In a tiny Midwestern town called Lamar, Missouri, a wonderful experiment took place.

Lamar is 45 minutes south of Joplin, the city that was leveled by tornados just a few years ago. It’s a small town with one main road, one Mexican restaurant, one Chinese restaurant, a McDonalds, a Denny’s and a local barbecue place called Tractors.

It’s a place of southern accents and where people use the phrase, “We’re getting some weather” in place of “It’s raining.” The local furniture factory moved out two years ago taking most of the town’s jobs with it. Lamar is trying to rebound. They take great pride in their local High School football program that is a perennial State Champion. They hunt and fish and fix things around the house themselves.

It’s also the birth place of Harry S Truman.

None of this has to do with the experiment that took place in the Lamar H.S. gym.

The first morning of camp, the high school varsity and JV players were encouraged to warm up. They grabbed their friend, stood on one side of the net and began throwing and tossing and bouncing and finally peppering to each other. The energy was low, the voices hushed and mumbled. It was a chore, and the net was treated as if it were radioactive.

Later that night, a middle school camp came into the gym. Girls as tall as a haystack and some so thin you were afraid a tough serve might snap their arms, the girls ranged in age from 8-14.  Some had never been coached before; they were just trying the sport on. In Lamar, very, very few girls can play just one sport; too many sports and too few girls. Coaches share athletes like neighbors share a cup of sugar.

As the middle school girls started flooding in they started throwing the ball over the net trying to pass and serve and hit. They broke off and played two on two and three on three and one of the courts became six on six in less than 5 minutes.

This was all done BEFORE their clinic started and BEFORE a coach had said anything to them.

The gym was loud, the voices laughing and screaming and had a blind man walked in, he would have thought he had crashed a birthday party. It was the soundtrack of kids having fun.

The next morning, the older girls lazily oozed back in. They fitted themselves in shoes and knee pads and ankle and knee braces and began the drudgery of warming up. This time though, their coach stopped them cold. They were encouraged to grab a partner, or two, or three, or even four. Stop being afraid of the net, use it! Then the word was uttered that changed the gym’s mojo…


Confused glances shot around the group. They slowly backed up and grabbed a ball and waited for someone to yell, “Just kidding! Pepper!!!”

But it never came.

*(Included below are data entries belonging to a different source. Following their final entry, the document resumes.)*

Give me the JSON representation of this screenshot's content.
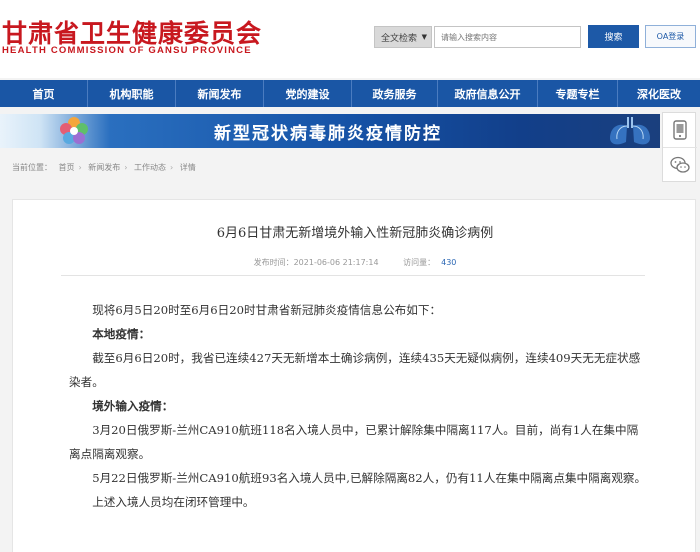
{
  "header": {
    "logo_cn": "甘肃省卫生健康委员会",
    "logo_en": "HEALTH COMMISSION OF GANSU PROVINCE",
    "search_scope": "全文检索",
    "search_placeholder": "请输入搜索内容",
    "search_button": "搜索",
    "oa_button": "OA登录"
  },
  "nav": {
    "items": [
      {
        "label": "首页"
      },
      {
        "label": "机构职能"
      },
      {
        "label": "新闻发布"
      },
      {
        "label": "党的建设"
      },
      {
        "label": "政务服务"
      },
      {
        "label": "政府信息公开"
      },
      {
        "label": "专题专栏"
      },
      {
        "label": "深化医改"
      }
    ]
  },
  "banner": {
    "text": "新型冠状病毒肺炎疫情防控"
  },
  "breadcrumb": {
    "prefix": "当前位置：",
    "items": [
      "首页",
      "新闻发布",
      "工作动态",
      "详情"
    ]
  },
  "article": {
    "title": "6月6日甘肃无新增境外输入性新冠肺炎确诊病例",
    "published_label": "发布时间：",
    "published_value": "2021-06-06 21:17:14",
    "views_label": "访问量：",
    "views_value": "430",
    "paragraphs": [
      "现将6月5日20时至6月6日20时甘肃省新冠肺炎疫情信息公布如下：",
      "本地疫情：",
      "截至6月6日20时，我省已连续427天无新增本土确诊病例，连续435天无疑似病例，连续409天无无症状感染者。",
      "境外输入疫情：",
      "3月20日俄罗斯-兰州CA910航班118名入境人员中，已累计解除集中隔离117人。目前，尚有1人在集中隔离点隔离观察。",
      "5月22日俄罗斯-兰州CA910航班93名入境人员中,已解除隔离82人，仍有11人在集中隔离点集中隔离观察。",
      "上述入境人员均在闭环管理中。"
    ]
  },
  "colors": {
    "brand_red": "#c8181f",
    "nav_blue": "#1a56a5",
    "button_blue": "#1d59a7"
  }
}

Two girls started a rousing one on one game, pass-set and roll shots back and forth in a confined space near the antennae. Beside them was a two on two game with one setter dipping under the net to set both sides, a game that started as a cooperative effort but quickly turned into a game of torture the setter as the action got faster.

A three on three game started on the other court and soon melded into a 6 on 6 game featuring a few girls on the same court that weren’t facebook friends! Imagine that!

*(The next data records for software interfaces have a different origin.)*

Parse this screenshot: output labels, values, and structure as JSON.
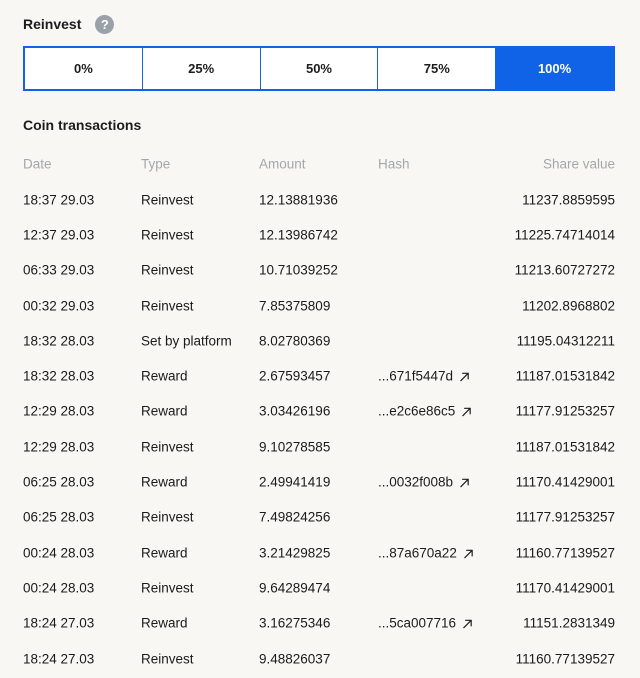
{
  "reinvest": {
    "title": "Reinvest",
    "help_label": "?",
    "options": [
      {
        "label": "0%",
        "active": false
      },
      {
        "label": "25%",
        "active": false
      },
      {
        "label": "50%",
        "active": false
      },
      {
        "label": "75%",
        "active": false
      },
      {
        "label": "100%",
        "active": true
      }
    ]
  },
  "transactions": {
    "title": "Coin transactions",
    "columns": {
      "date": "Date",
      "type": "Type",
      "amount": "Amount",
      "hash": "Hash",
      "share": "Share value"
    },
    "rows": [
      {
        "date": "18:37 29.03",
        "type": "Reinvest",
        "amount": "12.13881936",
        "hash": "",
        "share": "11237.8859595"
      },
      {
        "date": "12:37 29.03",
        "type": "Reinvest",
        "amount": "12.13986742",
        "hash": "",
        "share": "11225.74714014"
      },
      {
        "date": "06:33 29.03",
        "type": "Reinvest",
        "amount": "10.71039252",
        "hash": "",
        "share": "11213.60727272"
      },
      {
        "date": "00:32 29.03",
        "type": "Reinvest",
        "amount": "7.85375809",
        "hash": "",
        "share": "11202.8968802"
      },
      {
        "date": "18:32 28.03",
        "type": "Set by platform",
        "amount": "8.02780369",
        "hash": "",
        "share": "11195.04312211"
      },
      {
        "date": "18:32 28.03",
        "type": "Reward",
        "amount": "2.67593457",
        "hash": "...671f5447d",
        "share": "11187.01531842"
      },
      {
        "date": "12:29 28.03",
        "type": "Reward",
        "amount": "3.03426196",
        "hash": "...e2c6e86c5",
        "share": "11177.91253257"
      },
      {
        "date": "12:29 28.03",
        "type": "Reinvest",
        "amount": "9.10278585",
        "hash": "",
        "share": "11187.01531842"
      },
      {
        "date": "06:25 28.03",
        "type": "Reward",
        "amount": "2.49941419",
        "hash": "...0032f008b",
        "share": "11170.41429001"
      },
      {
        "date": "06:25 28.03",
        "type": "Reinvest",
        "amount": "7.49824256",
        "hash": "",
        "share": "11177.91253257"
      },
      {
        "date": "00:24 28.03",
        "type": "Reward",
        "amount": "3.21429825",
        "hash": "...87a670a22",
        "share": "11160.77139527"
      },
      {
        "date": "00:24 28.03",
        "type": "Reinvest",
        "amount": "9.64289474",
        "hash": "",
        "share": "11170.41429001"
      },
      {
        "date": "18:24 27.03",
        "type": "Reward",
        "amount": "3.16275346",
        "hash": "...5ca007716",
        "share": "11151.2831349"
      },
      {
        "date": "18:24 27.03",
        "type": "Reinvest",
        "amount": "9.48826037",
        "hash": "",
        "share": "11160.77139527"
      }
    ]
  },
  "colors": {
    "accent": "#1062e6",
    "muted": "#a3a7ad",
    "background": "#f8f7f4"
  },
  "icons": {
    "help": "question-circle-icon",
    "external_link": "arrow-up-right-icon"
  }
}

The cacophony was the polar opposite of the lifeless gravedigger’s cricket chirp the morning before. The girls came out of their warm up sweating and smiling and laughing and ready for a long day of camp.

What did this show? The girls on the older court had been coached, for years in both school and club ball. They were told how to warm up, what to do, what the coaches wanted which was regimented and structured and controlled.

The middle schoolers were for the most part too young for coaches yet and did what kids do…play.

We continue, as coaches, to suck the fun out of our game. We talk collectively about how more touches are good but then limit the opportunities for more in something as simple as just playing as a warm up. Queens, speedball, dog house, mini tournaments, 10’ tournaments: they are fun because they are play.

If you ask your athletes which they would rather do, pepper or play, what do you think the answer will be? What would YOUR answer be?